Materials

  • White cotton fabric for dyeing; if not PFD (prepared for dyeing), it will need to be washed to remove the sizing
  • Salt
  • Soda ash or washing soda crystals
  • Procion dyes
  • Teaspoon
  • Empty drinks bottles, with sports caps if possible; one for each dye colour
  • Bucket
  • Snow

Skill Level

Beginners

Where to buy

Fabric for dyeing and Procion dyes are available from a wide variety of suppliers including Art Van Go, Whaleys of Bradford and Kemtex Educational Supplies.

Getting Started

  1. Fill a sink or plastic bucket with warm water; add salt and soda ash. Stir to dissolve and then add the fabric and leave it to soak for about 30–45 minutes. The amount of salt and soda ash required depends of the size of the fabric being dyed. For 4m of fabric, Gillian uses a tablespoon of salt and a cup of soda ash (you need twice the amount of washing soda crystals).
  2. For each dye colour, half fill a drinks bottle with water and add a scant teaspoon of dye. Put the cap on and shake until the dye powder is completely dissolved. Fill the bottle to the top with water.

Snow Dyeing

  1. Half fill a bucket with snow. Wring out the fabric and place it on top of the snow, then cover the fabric with more snow.
  2. Squirt dye onto the snow. Use a mixture of colours and try different patterns to get interesting effects.
  3. Leave the bucket for at least 30 minutes, but ideally overnight, to allow the dye to migrate through the snow and onto the fabric.
  4. Either take the bucket indoors and wait for the snow to melt before removing the fabric or just take the fabric straight out of the snow.
  5. Rinse the fabric until the water runs clear. If you prefer, rinse the fabric in your washing machine, using a colour catcher in with the fabric.
  6. Leave the fabric to dry and then iron it. You now have a unique piece of fabric to use in your patchwork projects.

Stay safe!

  • Soda ash is classified as non-toxic but can be a mild irritant to skin and the eyes, nose and throat, so wearing a face mask and gloves is a wise precaution.
  • Procion dyes need to be used with care as the undissolved powder is hazardous. When handling the dye powder, it is advisable to use a mask and gloves; use only in a wellventilated area and keep away from foodstuffs. Take care to keep the dye powders away from children and pets.
  • Once in a liquid form, the dyes are safe to handle, although they will stain hands and clothing, so be prepared and wear protective clothing.
  • Any utensils used should be kept exclusively for dyeing; do not use them for foodstuffs once they have been in contact with dyes.

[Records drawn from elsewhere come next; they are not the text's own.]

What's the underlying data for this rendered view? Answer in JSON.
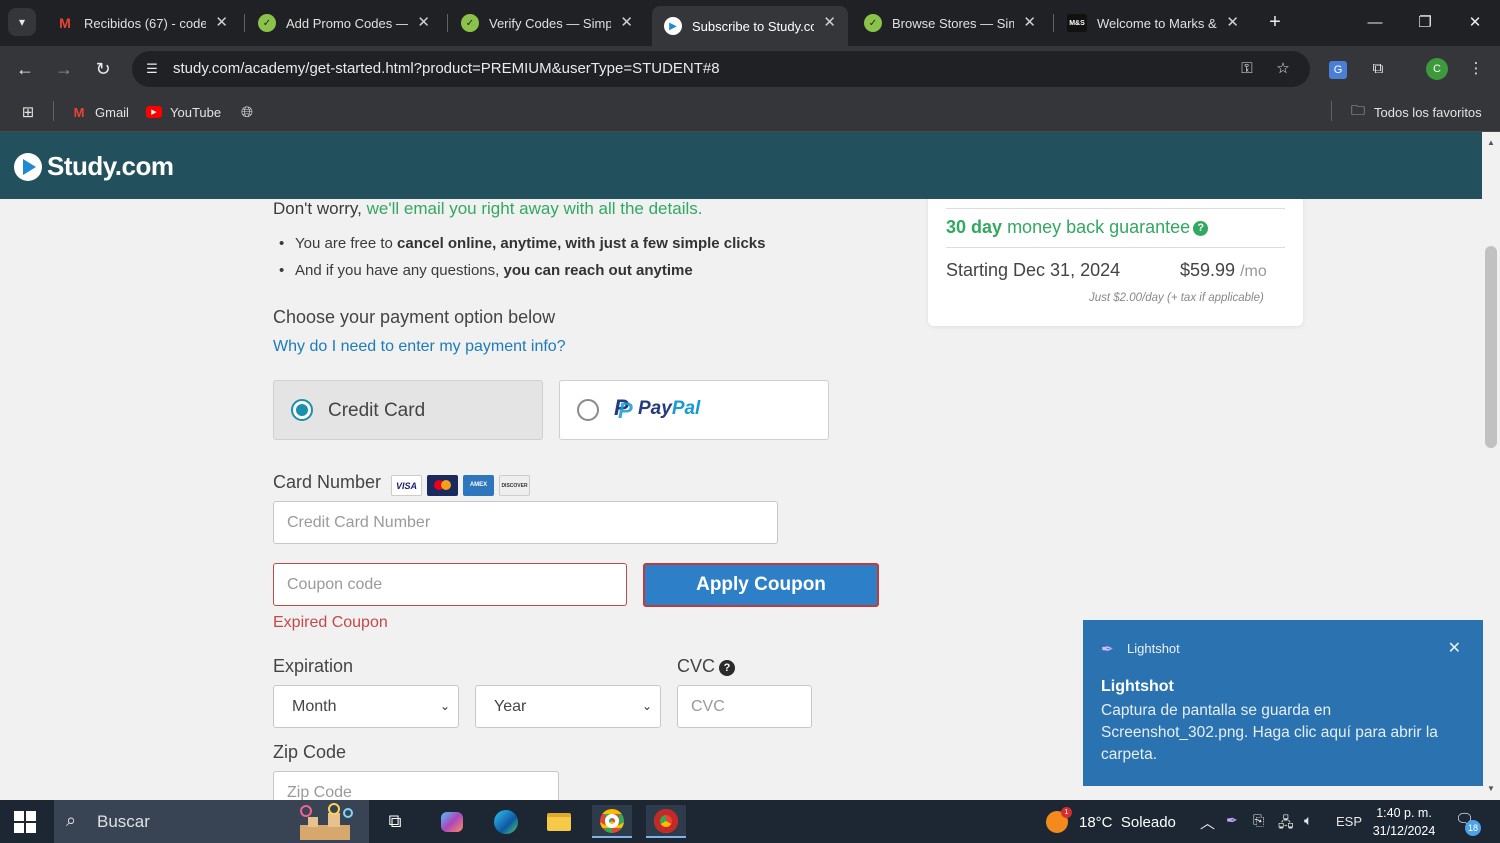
{
  "browser": {
    "tabs": [
      {
        "label": "Recibidos (67) - code",
        "favicon": "gmail-icon"
      },
      {
        "label": "Add Promo Codes — Simp",
        "favicon": "simplycodes-icon"
      },
      {
        "label": "Verify Codes — Simplyc",
        "favicon": "simplycodes-icon"
      },
      {
        "label": "Subscribe to Study.com",
        "favicon": "study-icon"
      },
      {
        "label": "Browse Stores — Simply",
        "favicon": "simplycodes-icon"
      },
      {
        "label": "Welcome to Marks & Sp",
        "favicon": "marks-spencer-icon"
      }
    ],
    "marks_favicon_text": "M&S",
    "url": "study.com/academy/get-started.html?product=PREMIUM&userType=STUDENT#8",
    "profile_initial": "C",
    "bookmarks": [
      {
        "label": "Gmail"
      },
      {
        "label": "YouTube"
      }
    ],
    "all_bookmarks_label": "Todos los favoritos"
  },
  "site": {
    "logo_text": "Study.com"
  },
  "left": {
    "intro_plain": "Don't worry, ",
    "intro_green": "we'll email you right away with all the details.",
    "bullet1_plain": "You are free to ",
    "bullet1_bold": "cancel online, anytime, with just a few simple clicks",
    "bullet2_plain": "And if you have any questions, ",
    "bullet2_bold": "you can reach out anytime",
    "payment_heading": "Choose your payment option below",
    "payment_info_link": "Why do I need to enter my payment info?",
    "option_credit_card": "Credit Card",
    "option_paypal_pay": "Pay",
    "option_paypal_pal": "Pal",
    "card_number_label": "Card Number",
    "card_logos": [
      "VISA",
      "MC",
      "AMEX",
      "DISCOVER"
    ],
    "card_number_placeholder": "Credit Card Number",
    "coupon_placeholder": "Coupon code",
    "apply_button": "Apply Coupon",
    "coupon_error": "Expired Coupon",
    "expiration_label": "Expiration",
    "month_value": "Month",
    "year_value": "Year",
    "cvc_label": "CVC",
    "cvc_placeholder": "CVC",
    "zip_label": "Zip Code",
    "zip_placeholder": "Zip Code"
  },
  "summary": {
    "guarantee_bold": "30 day",
    "guarantee_rest": "money back guarantee",
    "starting": "Starting Dec 31, 2024",
    "price": "$59.99",
    "price_unit": "/mo",
    "per_day_note": "Just $2.00/day (+ tax if applicable)"
  },
  "toast": {
    "app_name": "Lightshot",
    "title": "Lightshot",
    "body": "Captura de pantalla se guarda en Screenshot_302.png. Haga clic aquí para abrir la carpeta."
  },
  "taskbar": {
    "search_label": "Buscar",
    "weather": "18°C  Soleado",
    "weather_badge": "1",
    "language": "ESP",
    "time": "1:40 p. m.",
    "date": "31/12/2024",
    "notification_count": "18"
  },
  "colors": {
    "header_bg": "#22505c",
    "accent_green": "#32a860",
    "link_blue": "#1d7bb8",
    "apply_button": "#2d7fc7",
    "error_red": "#c24a4a",
    "toast_bg": "#2b73b0"
  }
}
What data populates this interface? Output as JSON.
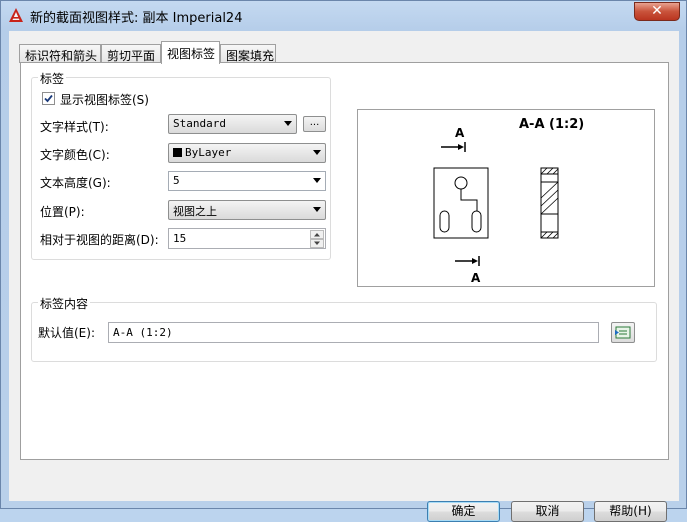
{
  "window": {
    "title": "新的截面视图样式: 副本 Imperial24",
    "close_glyph": "✕"
  },
  "tabs": [
    {
      "label": "标识符和箭头",
      "active": false
    },
    {
      "label": "剪切平面",
      "active": false
    },
    {
      "label": "视图标签",
      "active": true
    },
    {
      "label": "图案填充",
      "active": false
    }
  ],
  "label_group": {
    "title": "标签",
    "show_label": {
      "label": "显示视图标签(S)",
      "checked": true
    },
    "text_style": {
      "label": "文字样式(T):",
      "value": "Standard",
      "browse_label": "..."
    },
    "text_color": {
      "label": "文字颜色(C):",
      "value": "ByLayer",
      "swatch_color": "#000000"
    },
    "text_height": {
      "label": "文本高度(G):",
      "value": "5"
    },
    "position": {
      "label": "位置(P):",
      "value": "视图之上"
    },
    "distance": {
      "label": "相对于视图的距离(D):",
      "value": "15"
    }
  },
  "preview": {
    "title_text": "A-A (1:2)",
    "top_marker": "A",
    "bottom_marker": "A"
  },
  "content_group": {
    "title": "标签内容",
    "default_label": "默认值(E):",
    "default_value": "A-A (1:2)"
  },
  "buttons": {
    "ok": "确定",
    "cancel": "取消",
    "help": "帮助(H)"
  }
}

Simple Cushion

  1. Decide what size you would like your cushion to be and cut a piece of fabric 1in wider by twice the length + 1in. For example, if you would like your cushion to be 12in high x 18in long, cut a piece of fabric 13 x 37in. Cut a piece of wadding the same size.
  2. Matching up the raw edges, place the fabric wrong side down on top of the wadding; pin or tack in place.
  3. Quilt using fancy pre-programmed machine stitches. If you like, before quilting, you could appliqué other fabrics onto your main piece of fabric.
  4. When you have finished quilting, fold the panel in half right sides together. Using a 1⁄2in seam allowance, sew around two of the edges and half of the third edge, taking a few reverse stitches where you stop stitching to secure the seam.
  5. Trim the excess wadding away from the seam allowances, taking care not to snip your stitches. Turn the cushion right side out through the gap.
  6. Stuff with polyester toy filling or leftover pieces of wadding that have been cut into small pieces; make sure you add enough stuffing so the cushion in nice and full. Slipstitch the gap closed, plump up your cushion and enjoy!

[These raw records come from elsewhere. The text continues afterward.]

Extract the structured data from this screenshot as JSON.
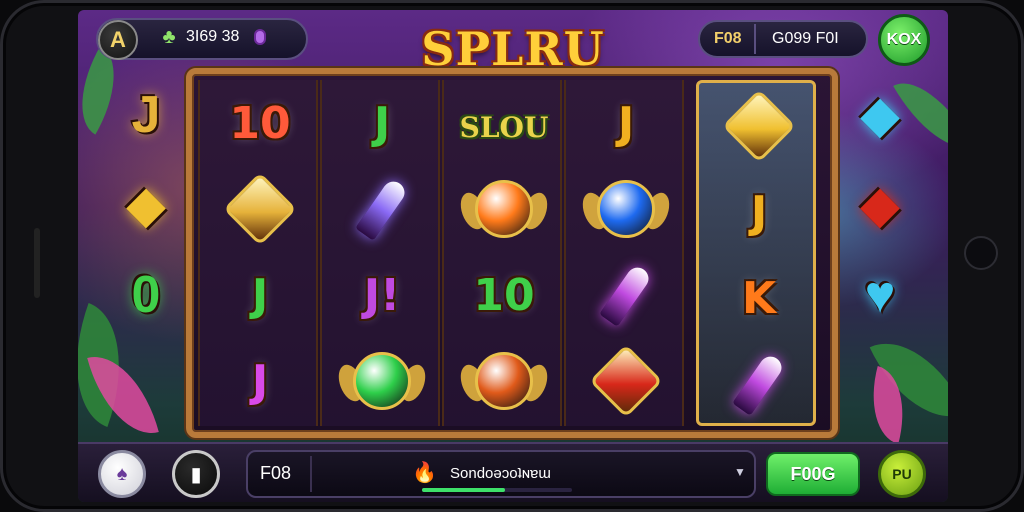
{
  "header": {
    "logo_letter": "A",
    "gem_glyph": "♣",
    "balance": "3I69 38",
    "win_label": "F08",
    "win_value": "G099 F0I",
    "top_button_label": "KOX"
  },
  "title": "SPLRU",
  "slot_banner": "SLOU",
  "bottom": {
    "autoplay_glyph": "♠",
    "info_glyph": "▮",
    "bet_label": "F08",
    "flame_glyph": "🔥",
    "bet_text": "Sondoəɔoʇɴɐɯ",
    "bet_progress": 0.55,
    "caret_glyph": "▼",
    "spin_label": "F00G",
    "menu_label": "PU"
  },
  "reels": [
    {
      "symbols": [
        {
          "kind": "text",
          "text": "10",
          "color": "#ff5a3a"
        },
        {
          "kind": "diamond",
          "color": "#e6b23a"
        },
        {
          "kind": "text",
          "text": "J",
          "color": "#3fd04a"
        },
        {
          "kind": "text",
          "text": "J",
          "color": "#d94ae8"
        }
      ]
    },
    {
      "symbols": [
        {
          "kind": "text",
          "text": "J",
          "color": "#3fd04a"
        },
        {
          "kind": "crystal",
          "color": "#8a6af5"
        },
        {
          "kind": "text",
          "text": "J!",
          "color": "#c04ae0"
        },
        {
          "kind": "gem",
          "color": "#2ecf4a"
        }
      ]
    },
    {
      "symbols": [
        {
          "kind": "banner"
        },
        {
          "kind": "gem",
          "color": "#ff7a1a"
        },
        {
          "kind": "text",
          "text": "10",
          "color": "#3fd04a"
        },
        {
          "kind": "gem",
          "color": "#e05a1a"
        }
      ]
    },
    {
      "symbols": [
        {
          "kind": "text",
          "text": "J",
          "color": "#f0b020"
        },
        {
          "kind": "gem",
          "color": "#1e6af0"
        },
        {
          "kind": "crystal",
          "color": "#c04ae0"
        },
        {
          "kind": "diamond",
          "color": "#d8281a"
        }
      ]
    },
    {
      "symbols": [
        {
          "kind": "diamond",
          "color": "#f0c030"
        },
        {
          "kind": "text",
          "text": "J",
          "color": "#f0b020"
        },
        {
          "kind": "text",
          "text": "K",
          "color": "#ff7a1a"
        },
        {
          "kind": "crystal",
          "color": "#c04ae0"
        }
      ]
    }
  ],
  "side_symbols_left": [
    {
      "text": "J",
      "color": "#e6b23a"
    },
    {
      "text": "◆",
      "color": "#f0c030"
    },
    {
      "text": "0",
      "color": "#3fd04a"
    }
  ],
  "side_symbols_right": [
    {
      "text": "◆",
      "color": "#3ec8f0"
    },
    {
      "text": "◆",
      "color": "#d8281a"
    },
    {
      "text": "♥",
      "color": "#3ec8f0"
    }
  ],
  "colors": {
    "accent_gold": "#e0b04a",
    "spin_green": "#1fae35",
    "frame_brown": "#b97a3a"
  }
}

Stay Safe!

  • Be careful with scissors, pins and needles, and remember that irons get very hot. Please ask an adult to help you with these.
  • If you need help to use a sewing machine, ask your adult helper if you can work the foot pedal while they guide the fabric.

First published in Popular Patchwork March 2012